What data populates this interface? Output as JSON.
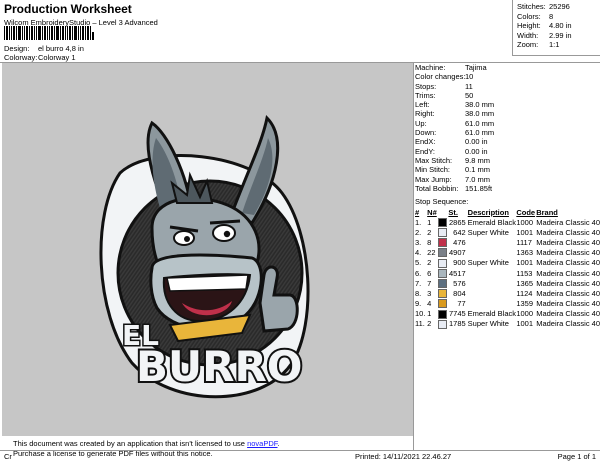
{
  "header": {
    "title": "Production Worksheet",
    "subtitle": "Wilcom EmbroideryStudio – Level 3 Advanced",
    "design_label": "Design:",
    "design_value": "el burro 4,8 in",
    "colorway_label": "Colorway:",
    "colorway_value": "Colorway 1"
  },
  "stats": [
    {
      "k": "Stitches:",
      "v": "25296"
    },
    {
      "k": "Colors:",
      "v": "8"
    },
    {
      "k": "Height:",
      "v": "4.80 in"
    },
    {
      "k": "Width:",
      "v": "2.99 in"
    },
    {
      "k": "Zoom:",
      "v": "1:1"
    }
  ],
  "machine": [
    {
      "k": "Machine:",
      "v": "Tajima"
    },
    {
      "k": "Color changes:",
      "v": "10"
    },
    {
      "k": "Stops:",
      "v": "11"
    },
    {
      "k": "Trims:",
      "v": "50"
    },
    {
      "k": "Left:",
      "v": "38.0 mm"
    },
    {
      "k": "Right:",
      "v": "38.0 mm"
    },
    {
      "k": "Up:",
      "v": "61.0 mm"
    },
    {
      "k": "Down:",
      "v": "61.0 mm"
    },
    {
      "k": "EndX:",
      "v": "0.00 in"
    },
    {
      "k": "EndY:",
      "v": "0.00 in"
    },
    {
      "k": "Max Stitch:",
      "v": "9.8 mm"
    },
    {
      "k": "Min Stitch:",
      "v": "0.1 mm"
    },
    {
      "k": "Max Jump:",
      "v": "7.0 mm"
    },
    {
      "k": "Total Bobbin:",
      "v": "151.85ft"
    }
  ],
  "sequence": {
    "title": "Stop Sequence:",
    "columns": [
      "#",
      "N#",
      "St.",
      "Description",
      "Code",
      "Brand"
    ],
    "rows": [
      {
        "n": "1.",
        "nn": "1",
        "color": "#000000",
        "st": "2865",
        "desc": "Emerald Black",
        "code": "1000",
        "brand": "Madeira Classic 40"
      },
      {
        "n": "2.",
        "nn": "2",
        "color": "#e8ecf4",
        "st": "642",
        "desc": "Super White",
        "code": "1001",
        "brand": "Madeira Classic 40"
      },
      {
        "n": "3.",
        "nn": "8",
        "color": "#c0304a",
        "st": "476",
        "desc": "",
        "code": "1117",
        "brand": "Madeira Classic 40"
      },
      {
        "n": "4.",
        "nn": "22",
        "color": "#7a8088",
        "st": "4907",
        "desc": "",
        "code": "1363",
        "brand": "Madeira Classic 40"
      },
      {
        "n": "5.",
        "nn": "2",
        "color": "#e8ecf4",
        "st": "900",
        "desc": "Super White",
        "code": "1001",
        "brand": "Madeira Classic 40"
      },
      {
        "n": "6.",
        "nn": "6",
        "color": "#a9b6bd",
        "st": "4517",
        "desc": "",
        "code": "1153",
        "brand": "Madeira Classic 40"
      },
      {
        "n": "7.",
        "nn": "7",
        "color": "#5c6f80",
        "st": "576",
        "desc": "",
        "code": "1365",
        "brand": "Madeira Classic 40"
      },
      {
        "n": "8.",
        "nn": "3",
        "color": "#e9b53a",
        "st": "804",
        "desc": "",
        "code": "1124",
        "brand": "Madeira Classic 40"
      },
      {
        "n": "9.",
        "nn": "4",
        "color": "#d99a1e",
        "st": "77",
        "desc": "",
        "code": "1359",
        "brand": "Madeira Classic 40"
      },
      {
        "n": "10.",
        "nn": "1",
        "color": "#000000",
        "st": "7745",
        "desc": "Emerald Black",
        "code": "1000",
        "brand": "Madeira Classic 40"
      },
      {
        "n": "11.",
        "nn": "2",
        "color": "#e8ecf4",
        "st": "1785",
        "desc": "Super White",
        "code": "1001",
        "brand": "Madeira Classic 40"
      }
    ]
  },
  "logo": {
    "word1": "EL",
    "word2": "BURRO"
  },
  "notice": {
    "line1_pre": "This document was created by an application that isn't licensed to use ",
    "link": "novaPDF",
    "line1_post": ".",
    "line2": "Purchase a license to generate PDF files without this notice."
  },
  "footer": {
    "left": "Cr",
    "printed": "Printed: 14/11/2021 22.46.27",
    "page": "Page 1 of 1"
  }
}
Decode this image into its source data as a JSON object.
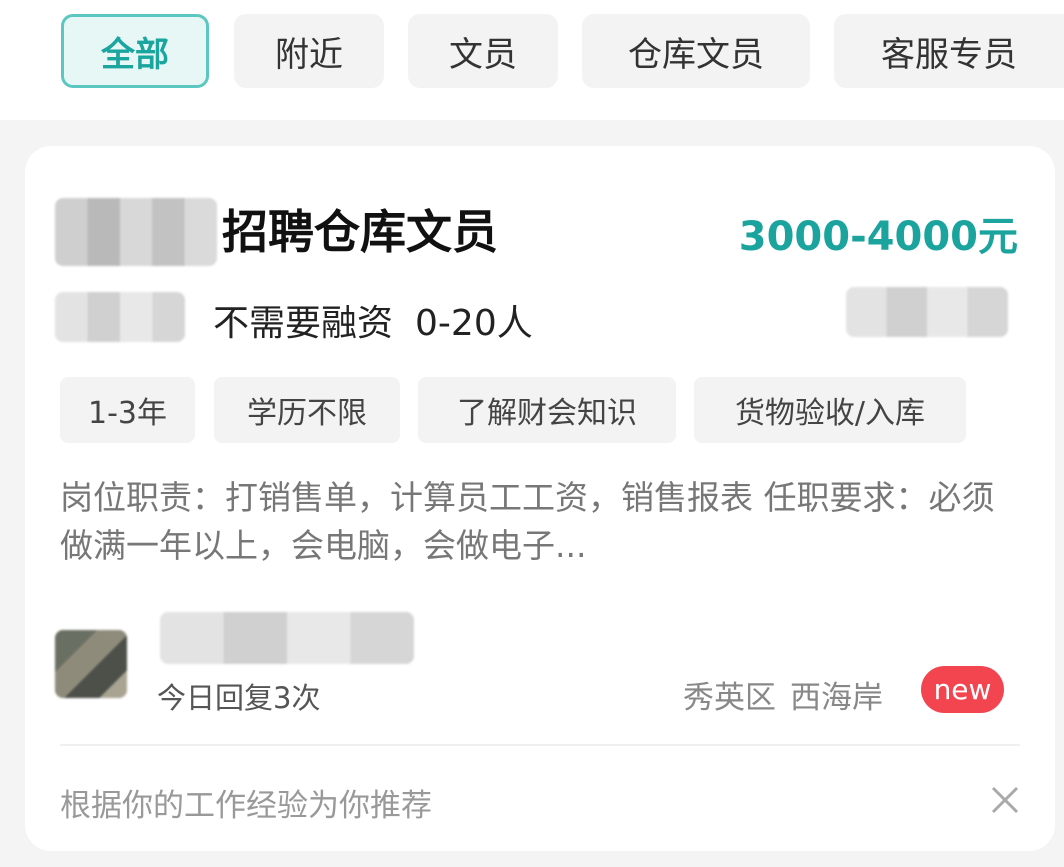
{
  "filters": [
    {
      "label": "全部",
      "active": true
    },
    {
      "label": "附近",
      "active": false
    },
    {
      "label": "文员",
      "active": false
    },
    {
      "label": "仓库文员",
      "active": false
    },
    {
      "label": "客服专员",
      "active": false
    }
  ],
  "job": {
    "title": "招聘仓库文员",
    "salary": "3000-4000元",
    "financing": "不需要融资",
    "company_size": "0-20人",
    "tags": [
      "1-3年",
      "学历不限",
      "了解财会知识",
      "货物验收/入库"
    ],
    "description": "岗位职责：打销售单，计算员工工资，销售报表 任职要求：必须做满一年以上，会电脑，会做电子...",
    "replies": "今日回复3次",
    "district": "秀英区",
    "area": "西海岸",
    "badge": "new",
    "recommend": "根据你的工作经验为你推荐"
  },
  "icons": {
    "close": "close-icon"
  },
  "colors": {
    "accent": "#1ba39d",
    "badge": "#f2454f"
  }
}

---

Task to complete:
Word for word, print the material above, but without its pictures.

Response to this exercise:
What data populates this interface? Output as JSON.
{
  "header": {
    "title": "Production Worksheet",
    "subtitle": "Wilcom EmbroideryStudio – Level 3 Advanced",
    "design_label": "Design:",
    "design_value": "el burro 4,8 in",
    "colorway_label": "Colorway:",
    "colorway_value": "Colorway 1"
  },
  "stats": [
    {
      "k": "Stitches:",
      "v": "25296"
    },
    {
      "k": "Colors:",
      "v": "8"
    },
    {
      "k": "Height:",
      "v": "4.80 in"
    },
    {
      "k": "Width:",
      "v": "2.99 in"
    },
    {
      "k": "Zoom:",
      "v": "1:1"
    }
  ],
  "machine": [
    {
      "k": "Machine:",
      "v": "Tajima"
    },
    {
      "k": "Color changes:",
      "v": "10"
    },
    {
      "k": "Stops:",
      "v": "11"
    },
    {
      "k": "Trims:",
      "v": "50"
    },
    {
      "k": "Left:",
      "v": "38.0 mm"
    },
    {
      "k": "Right:",
      "v": "38.0 mm"
    },
    {
      "k": "Up:",
      "v": "61.0 mm"
    },
    {
      "k": "Down:",
      "v": "61.0 mm"
    },
    {
      "k": "EndX:",
      "v": "0.00 in"
    },
    {
      "k": "EndY:",
      "v": "0.00 in"
    },
    {
      "k": "Max Stitch:",
      "v": "9.8 mm"
    },
    {
      "k": "Min Stitch:",
      "v": "0.1 mm"
    },
    {
      "k": "Max Jump:",
      "v": "7.0 mm"
    },
    {
      "k": "Total Bobbin:",
      "v": "151.85ft"
    }
  ],
  "sequence": {
    "title": "Stop Sequence:",
    "columns": [
      "#",
      "N#",
      "St.",
      "Description",
      "Code",
      "Brand"
    ],
    "rows": [
      {
        "n": "1.",
        "nn": "1",
        "color": "#000000",
        "st": "2865",
        "desc": "Emerald Black",
        "code": "1000",
        "brand": "Madeira Classic 40"
      },
      {
        "n": "2.",
        "nn": "2",
        "color": "#e8ecf4",
        "st": "642",
        "desc": "Super White",
        "code": "1001",
        "brand": "Madeira Classic 40"
      },
      {
        "n": "3.",
        "nn": "8",
        "color": "#c0304a",
        "st": "476",
        "desc": "",
        "code": "1117",
        "brand": "Madeira Classic 40"
      },
      {
        "n": "4.",
        "nn": "22",
        "color": "#7a8088",
        "st": "4907",
        "desc": "",
        "code": "1363",
        "brand": "Madeira Classic 40"
      },
      {
        "n": "5.",
        "nn": "2",
        "color": "#e8ecf4",
        "st": "900",
        "desc": "Super White",
        "code": "1001",
        "brand": "Madeira Classic 40"
      },
      {
        "n": "6.",
        "nn": "6",
        "color": "#a9b6bd",
        "st": "4517",
        "desc": "",
        "code": "1153",
        "brand": "Madeira Classic 40"
      },
      {
        "n": "7.",
        "nn": "7",
        "color": "#5c6f80",
        "st": "576",
        "desc": "",
        "code": "1365",
        "brand": "Madeira Classic 40"
      },
      {
        "n": "8.",
        "nn": "3",
        "color": "#e9b53a",
        "st": "804",
        "desc": "",
        "code": "1124",
        "brand": "Madeira Classic 40"
      },
      {
        "n": "9.",
        "nn": "4",
        "color": "#d99a1e",
        "st": "77",
        "desc": "",
        "code": "1359",
        "brand": "Madeira Classic 40"
      },
      {
        "n": "10.",
        "nn": "1",
        "color": "#000000",
        "st": "7745",
        "desc": "Emerald Black",
        "code": "1000",
        "brand": "Madeira Classic 40"
      },
      {
        "n": "11.",
        "nn": "2",
        "color": "#e8ecf4",
        "st": "1785",
        "desc": "Super White",
        "code": "1001",
        "brand": "Madeira Classic 40"
      }
    ]
  },
  "logo": {
    "word1": "EL",
    "word2": "BURRO"
  },
  "notice": {
    "line1_pre": "This document was created by an application that isn't licensed to use ",
    "link": "novaPDF",
    "line1_post": ".",
    "line2": "Purchase a license to generate PDF files without this notice."
  },
  "footer": {
    "left": "Cr",
    "printed": "Printed: 14/11/2021 22.46.27",
    "page": "Page 1 of 1"
  }
}
Decode this image into its source data as a JSON object.
{
  "filters": [
    {
      "label": "全部",
      "active": true
    },
    {
      "label": "附近",
      "active": false
    },
    {
      "label": "文员",
      "active": false
    },
    {
      "label": "仓库文员",
      "active": false
    },
    {
      "label": "客服专员",
      "active": false
    }
  ],
  "job": {
    "title": "招聘仓库文员",
    "salary": "3000-4000元",
    "financing": "不需要融资",
    "company_size": "0-20人",
    "tags": [
      "1-3年",
      "学历不限",
      "了解财会知识",
      "货物验收/入库"
    ],
    "description": "岗位职责：打销售单，计算员工工资，销售报表 任职要求：必须做满一年以上，会电脑，会做电子...",
    "replies": "今日回复3次",
    "district": "秀英区",
    "area": "西海岸",
    "badge": "new",
    "recommend": "根据你的工作经验为你推荐"
  },
  "icons": {
    "close": "close-icon"
  },
  "colors": {
    "accent": "#1ba39d",
    "badge": "#f2454f"
  }
}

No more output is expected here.